It would, then, seem that it violates the plainest principles of construction, to hold that language in a will which can only-vest a life estate in the first taker, and a remainder in fee in the next, was intended to vest an estate tail, merely because if that language had been employed where estates tail are recognized it would have vested such an estate. It does not have that effect here, and in the absence of anything appearing to the contrary, language must be presumed to have been intended to have the legal effect which the law assigns to it. So, therefore, here, “dying without heirs of body” could only mean dying without leaving such heirs of body as the estate would have vested in, in fee, instantly, upon the death of the first devisee,—as children, etc. (Lewis v. Claiborne, and Turner v. Ivie, swpra.) If it was intended that a person in being was to take immediately upon the death of the first devisee, as the use of the words “surviving brothers or brother” indicates, or if it was intended that the words “heirs of body” meant such heirs of body as would have taken the estate in fee immediately upon the death of the first devisee, the ruling below is right. In either view, it is practically the same as if the will had said, without leaving children or descendants of children surviving him. It is always competent to show that the words “heirs” or “heirs of body” are used in a will as synonymous with “children,” and for this purpose every part of the will is to be taken into consideration. (Jones v. Miller, 13 Ind. 337" date_filed="1859-11-15" court="Ind." case_name="Jones v. Miller">13 Ind. 337; Hileman v. Bonslaugh, 13 Pa. St. 344; Hill v. Hill, 74 id. 173.) And even at common law a devise over to survivors, in the event of the devisee dying without children, is not void.
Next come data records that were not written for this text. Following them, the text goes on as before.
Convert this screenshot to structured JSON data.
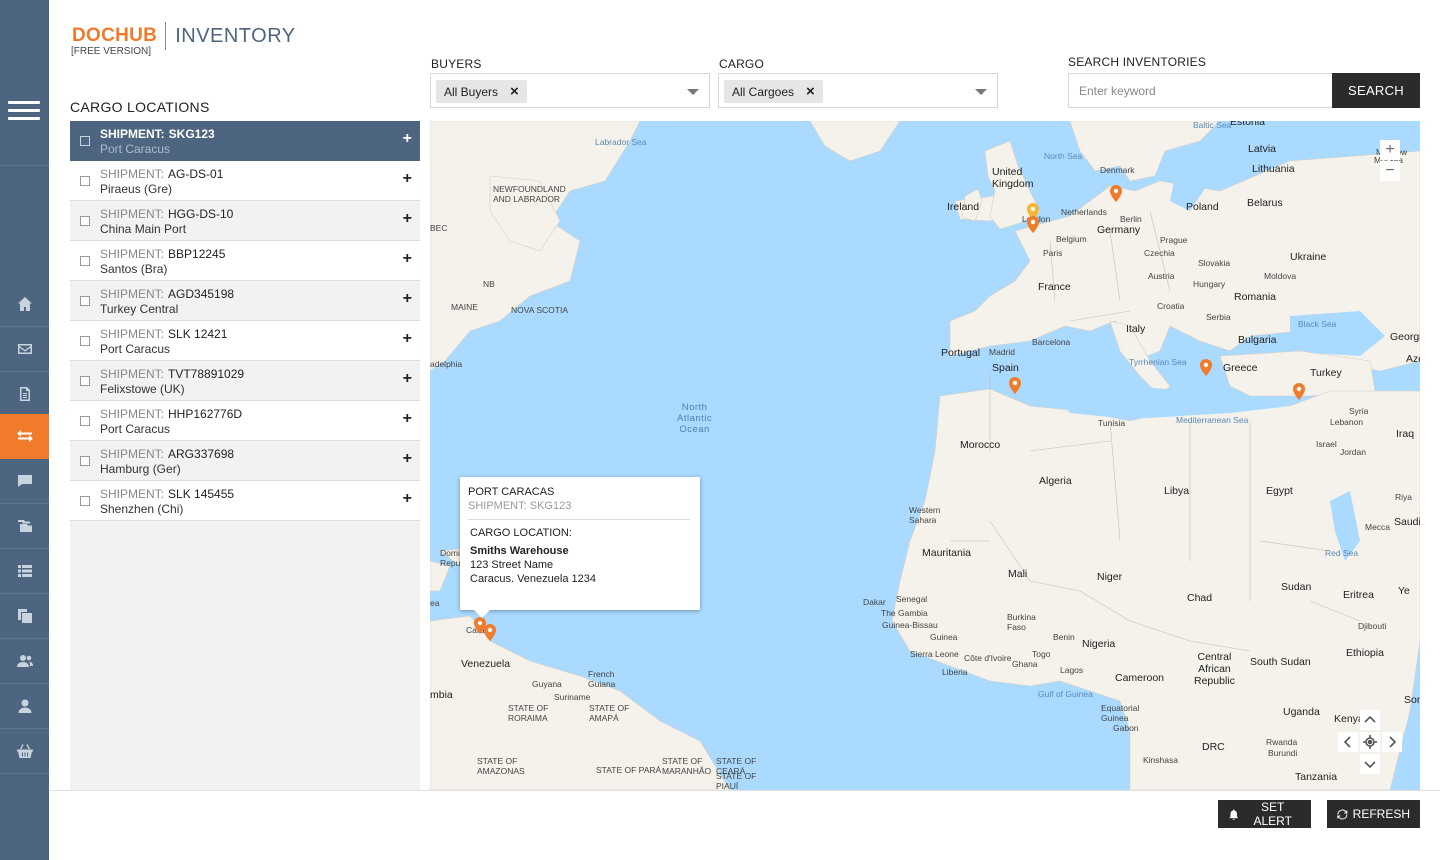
{
  "app": {
    "brand": "DOCHUB",
    "module": "INVENTORY",
    "edition": "[FREE VERSION]"
  },
  "sidebar": {
    "items": [
      {
        "name": "home",
        "icon": "home-icon"
      },
      {
        "name": "mail",
        "icon": "mail-icon"
      },
      {
        "name": "documents",
        "icon": "document-icon"
      },
      {
        "name": "transfers",
        "icon": "transfer-icon",
        "active": true
      },
      {
        "name": "messages",
        "icon": "chat-icon"
      },
      {
        "name": "files",
        "icon": "files-icon"
      },
      {
        "name": "list",
        "icon": "list-icon"
      },
      {
        "name": "copies",
        "icon": "copy-icon"
      },
      {
        "name": "users",
        "icon": "users-icon"
      },
      {
        "name": "profile",
        "icon": "user-icon"
      },
      {
        "name": "basket",
        "icon": "basket-icon"
      }
    ]
  },
  "filters": {
    "buyers_label": "BUYERS",
    "buyers_value": "All Buyers",
    "cargo_label": "CARGO",
    "cargo_value": "All Cargoes",
    "search_label": "SEARCH INVENTORIES",
    "search_placeholder": "Enter keyword",
    "search_value": "",
    "search_button": "SEARCH"
  },
  "cargo": {
    "title": "CARGO LOCATIONS",
    "shipment_key": "SHIPMENT:",
    "rows": [
      {
        "id": "SKG123",
        "port": "Port Caracus"
      },
      {
        "id": "AG-DS-01",
        "port": "Piraeus (Gre)"
      },
      {
        "id": "HGG-DS-10",
        "port": "China Main Port"
      },
      {
        "id": "BBP12245",
        "port": "Santos (Bra)"
      },
      {
        "id": "AGD345198",
        "port": "Turkey Central"
      },
      {
        "id": "SLK 12421",
        "port": "Port Caracus"
      },
      {
        "id": "TVT78891029",
        "port": "Felixstowe (UK)"
      },
      {
        "id": "HHP162776D",
        "port": "Port Caracus"
      },
      {
        "id": "ARG337698",
        "port": "Hamburg (Ger)"
      },
      {
        "id": "SLK 145455",
        "port": "Shenzhen (Chi)"
      }
    ]
  },
  "map": {
    "zoom_in": "+",
    "zoom_out": "−",
    "pin_color": "#f07b2a",
    "labels": {
      "labrador_sea": "Labrador Sea",
      "baltic_sea": "Baltic Sea",
      "north_sea": "North Sea",
      "estonia": "Estonia",
      "latvia": "Latvia",
      "lithuania": "Lithuania",
      "moscow": "Moscow",
      "moscow_ru": "Москва",
      "denmark": "Denmark",
      "united_kingdom": "United\nKingdom",
      "ireland": "Ireland",
      "london": "London",
      "netherlands": "Netherlands",
      "berlin": "Berlin",
      "poland": "Poland",
      "belarus": "Belarus",
      "germany": "Germany",
      "belgium": "Belgium",
      "prague": "Prague",
      "czechia": "Czechia",
      "ukraine": "Ukraine",
      "paris": "Paris",
      "slovakia": "Slovakia",
      "austria": "Austria",
      "moldova": "Moldova",
      "hungary": "Hungary",
      "france": "France",
      "romania": "Romania",
      "croatia": "Croatia",
      "serbia": "Serbia",
      "black_sea": "Black Sea",
      "georgia": "Georgia",
      "italy": "Italy",
      "barcelona": "Barcelona",
      "portugal": "Portugal",
      "madrid": "Madrid",
      "bulgaria": "Bulgaria",
      "spain": "Spain",
      "tyrrhenian_sea": "Tyrrhenian Sea",
      "greece": "Greece",
      "turkey": "Turkey",
      "aze": "Aze",
      "syria": "Syria",
      "mediterranean_sea": "Mediterranean Sea",
      "tunisia": "Tunisia",
      "lebanon": "Lebanon",
      "iraq": "Iraq",
      "israel": "Israel",
      "jordan": "Jordan",
      "morocco": "Morocco",
      "algeria": "Algeria",
      "libya": "Libya",
      "egypt": "Egypt",
      "riya": "Riya",
      "western_sahara": "Western\nSahara",
      "mecca": "Mecca",
      "saudi_ara": "Saudi Ara",
      "red_sea": "Red Sea",
      "mauritania": "Mauritania",
      "mali": "Mali",
      "niger": "Niger",
      "sudan": "Sudan",
      "chad": "Chad",
      "eritrea": "Eritrea",
      "ye": "Ye",
      "dakar": "Dakar",
      "senegal": "Senegal",
      "the_gambia": "The Gambia",
      "guinea_bissau": "Guinea-Bissau",
      "burkina_faso": "Burkina\nFaso",
      "djibouti": "Djibouti",
      "guinea": "Guinea",
      "benin": "Benin",
      "nigeria": "Nigeria",
      "ethiopia": "Ethiopia",
      "sierra_leone": "Sierra Leone",
      "cote_divoire": "Côte d'Ivoire",
      "ghana": "Ghana",
      "togo": "Togo",
      "lagos": "Lagos",
      "south_sudan": "South Sudan",
      "central_african_republic": "Central\nAfrican\nRepublic",
      "liberia": "Liberia",
      "cameroon": "Cameroon",
      "somali": "Somali",
      "gulf_of_guinea": "Gulf of Guinea",
      "equatorial_guinea": "Equatorial\nGuinea",
      "gabon": "Gabon",
      "uganda": "Uganda",
      "kenya": "Kenya",
      "drc": "DRC",
      "rwanda": "Rwanda",
      "burundi": "Burundi",
      "kinshasa": "Kinshasa",
      "tanzania": "Tanzania",
      "north_atlantic_ocean": "North\nAtlantic\nOcean",
      "newfoundland": "NEWFOUNDLAND\nAND LABRADOR",
      "nova_scotia": "NOVA SCOTIA",
      "maine": "MAINE",
      "nb": "NB",
      "bec": "BEC",
      "adelphia": "adelphia",
      "dominican_republic": "Dominican\nRepubl",
      "sea_frag": "ea",
      "venezuela": "Venezuela",
      "caracas": "Cara",
      "guyana": "Guyana",
      "suriname": "Suriname",
      "french_guiana": "French\nGuiana",
      "colombia": "mbia",
      "roraima": "STATE OF\nRORAIMA",
      "amapa": "STATE OF\nAMAPÁ",
      "amazonas": "STATE OF\nAMAZONAS",
      "para": "STATE OF PARÁ",
      "maranhao": "STATE OF\nMARANHÃO",
      "ceara": "STATE OF\nCEARÁ",
      "piaui": "STATE OF\nPIAUÍ"
    }
  },
  "popup": {
    "title": "PORT CARACAS",
    "subtitle": "SHIPMENT: SKG123",
    "location_label": "CARGO LOCATION:",
    "name": "Smiths Warehouse",
    "address_line1": "123 Street Name",
    "address_line2": "Caracus. Venezuela 1234"
  },
  "footer": {
    "set_alert": "SET ALERT",
    "refresh": "REFRESH"
  },
  "colors": {
    "accent": "#f07b2a",
    "sidebar": "#4d6580",
    "dark_button": "#2b2b2b",
    "water": "#aadaff",
    "land": "#f4f2ea"
  }
}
Hughes v. Sayer, 1 P. Wms. 533; Morgan v. Morgan, 5 Day, 517" date_filed="1813-11-15" court="Conn." case_name="Morgan v. Morgan">5 Day, 517; Den v. Schenk, 3 Halst. 29.

The decree is affirmed.

Decree affirmed.